EXERCISE PROMPT:
Among the entries below, find the lines holding "distance" and copy them.

GIVEN RECORDS:
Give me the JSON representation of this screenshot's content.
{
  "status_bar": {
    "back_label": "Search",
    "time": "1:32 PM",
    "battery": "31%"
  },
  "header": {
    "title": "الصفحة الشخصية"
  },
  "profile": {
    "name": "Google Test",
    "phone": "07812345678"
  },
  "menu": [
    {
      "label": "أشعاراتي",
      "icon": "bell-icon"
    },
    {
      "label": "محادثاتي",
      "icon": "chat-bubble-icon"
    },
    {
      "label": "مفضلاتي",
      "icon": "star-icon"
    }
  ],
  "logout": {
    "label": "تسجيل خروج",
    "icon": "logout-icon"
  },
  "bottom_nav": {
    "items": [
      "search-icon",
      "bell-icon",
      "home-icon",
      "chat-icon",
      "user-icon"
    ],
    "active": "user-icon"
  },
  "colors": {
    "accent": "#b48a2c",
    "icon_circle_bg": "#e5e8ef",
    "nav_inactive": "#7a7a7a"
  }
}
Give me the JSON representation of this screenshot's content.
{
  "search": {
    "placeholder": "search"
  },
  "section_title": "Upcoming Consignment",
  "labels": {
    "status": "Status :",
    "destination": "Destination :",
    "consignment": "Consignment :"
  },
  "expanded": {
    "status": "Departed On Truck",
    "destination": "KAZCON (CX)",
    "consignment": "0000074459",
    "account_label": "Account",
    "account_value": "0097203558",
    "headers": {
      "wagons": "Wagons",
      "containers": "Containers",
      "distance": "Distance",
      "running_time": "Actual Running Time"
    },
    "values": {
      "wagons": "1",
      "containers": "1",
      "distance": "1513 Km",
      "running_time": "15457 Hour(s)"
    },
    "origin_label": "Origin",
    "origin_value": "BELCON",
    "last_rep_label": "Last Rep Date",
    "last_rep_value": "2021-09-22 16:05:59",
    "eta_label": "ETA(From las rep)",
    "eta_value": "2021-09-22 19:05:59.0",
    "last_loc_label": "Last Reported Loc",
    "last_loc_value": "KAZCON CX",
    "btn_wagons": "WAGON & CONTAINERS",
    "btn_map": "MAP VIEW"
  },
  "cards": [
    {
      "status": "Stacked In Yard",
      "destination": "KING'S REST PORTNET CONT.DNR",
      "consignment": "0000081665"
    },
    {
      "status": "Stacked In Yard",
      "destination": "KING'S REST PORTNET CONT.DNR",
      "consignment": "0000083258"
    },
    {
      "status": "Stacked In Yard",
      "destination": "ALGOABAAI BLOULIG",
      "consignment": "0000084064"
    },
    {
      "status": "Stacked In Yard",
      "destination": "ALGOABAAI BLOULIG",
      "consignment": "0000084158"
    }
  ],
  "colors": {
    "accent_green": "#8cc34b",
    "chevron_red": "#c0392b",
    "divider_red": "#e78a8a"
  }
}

EXERCISE ANSWER:
      "distance": "Distance",
      "distance": "1513 Km",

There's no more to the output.